CHAPEL HILL, N.C. – University of North Carolina System President Peter Hans announced an interim chancellor and an upcoming search for the next leader of the University of North Carolina at Asheville.
Kimberly van Noort, interim provost at UNC Asheville, will become interim chancellor, effective Jan. 1, 2023, succeeding Chancellor Nancy J. Cable, who announced Thursday that she would step down at the end of the year to head the Chapel Hill-based William R. Kenan, Jr. Charitable Trust.
Van Noort has held high-level academic positions at the UNC System for the past six years, most recently as senior vice president for academic affairs and chief academic officer since 2018. In that role, she leads the development and implementation of the academic mission of the System, overseeing academic programs, faculty, research, student affairs, digital learning and data and analytics. During her time with the System, she guided efforts to improve student success and mental health supports; launched initiatives to ease the path for transfer students and military-affiliated students; and oversaw a team that developed online courses and a digital institute for faculty development during the pandemic.
She previously served 20 years as a faculty member and academic leader at the University of Texas at Arlington, a public Research 1 university that enrolled 37,000 students at the time. During her time at UT Arlington, she was an associate vice provost for undergraduate studies, director of University College, associate dean for academic affairs in the College of Liberal Arts and a professor of French.
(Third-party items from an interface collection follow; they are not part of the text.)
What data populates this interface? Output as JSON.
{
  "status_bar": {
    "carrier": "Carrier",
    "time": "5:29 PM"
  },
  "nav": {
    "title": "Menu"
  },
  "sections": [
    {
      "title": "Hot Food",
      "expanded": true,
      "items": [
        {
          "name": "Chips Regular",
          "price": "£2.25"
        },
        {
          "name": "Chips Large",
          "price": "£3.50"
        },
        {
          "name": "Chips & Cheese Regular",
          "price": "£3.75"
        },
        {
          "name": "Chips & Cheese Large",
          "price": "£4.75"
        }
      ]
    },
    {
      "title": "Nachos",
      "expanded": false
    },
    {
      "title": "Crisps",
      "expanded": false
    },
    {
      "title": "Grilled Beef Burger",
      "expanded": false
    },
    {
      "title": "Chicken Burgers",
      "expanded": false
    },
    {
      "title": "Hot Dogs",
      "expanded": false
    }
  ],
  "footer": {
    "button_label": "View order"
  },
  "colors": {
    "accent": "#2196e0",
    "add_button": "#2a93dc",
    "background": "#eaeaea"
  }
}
She earned bachelor’s and master’s degrees from the University of Nebraska and a doctorate in French Language and Literature from Boston University.
“Dr. van Noort will bring her considerable skills and academic experience to lead UNC Asheville,” Hans said. “A strong champion of the liberal arts, she has a deep understanding of UNC Asheville’s unique role and its critical importance to the state.”
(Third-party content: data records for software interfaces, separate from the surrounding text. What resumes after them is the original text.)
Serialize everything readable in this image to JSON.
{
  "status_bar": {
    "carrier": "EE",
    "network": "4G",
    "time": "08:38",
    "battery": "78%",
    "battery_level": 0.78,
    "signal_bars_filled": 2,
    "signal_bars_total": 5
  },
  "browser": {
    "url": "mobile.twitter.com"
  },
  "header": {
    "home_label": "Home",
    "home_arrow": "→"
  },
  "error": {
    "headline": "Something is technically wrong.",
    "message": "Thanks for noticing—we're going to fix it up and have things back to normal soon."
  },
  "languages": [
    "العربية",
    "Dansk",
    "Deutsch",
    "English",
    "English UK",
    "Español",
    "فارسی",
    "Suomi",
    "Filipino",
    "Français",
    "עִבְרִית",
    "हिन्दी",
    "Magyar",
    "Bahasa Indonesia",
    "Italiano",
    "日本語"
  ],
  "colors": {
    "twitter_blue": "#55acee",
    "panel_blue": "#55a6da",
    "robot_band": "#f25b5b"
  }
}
Cable will leave UNC Asheville at the end of the year but will continue to assist the university in an advisory role through next summer.
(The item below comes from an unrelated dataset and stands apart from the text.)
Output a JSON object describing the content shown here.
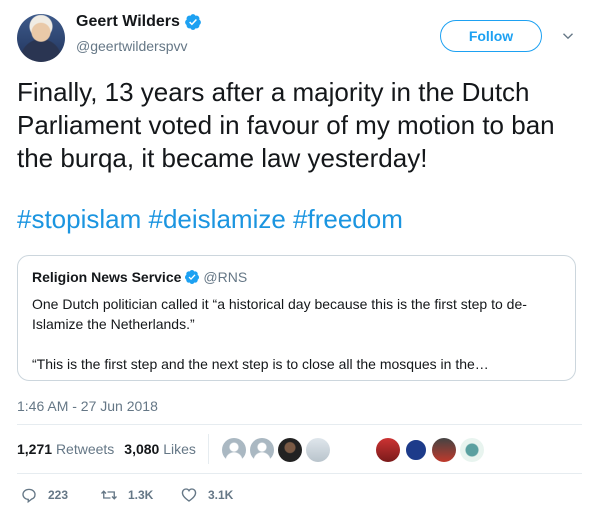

“I am grateful to Chancellor Cable for her dedicated service and stalwart commitment to UNC Asheville, especially during the pandemic,” Hans said, referring to the more than 21,000 COVID-19 vaccinations the university provided to faculty, staff, students and area residents. “We wish her the best in her vital new role leading one of our most important philanthropic organizations as it works to advance education, health care, community development and arts and culture.”
A national search for the next chancellor will be launched in the coming months, Hans said.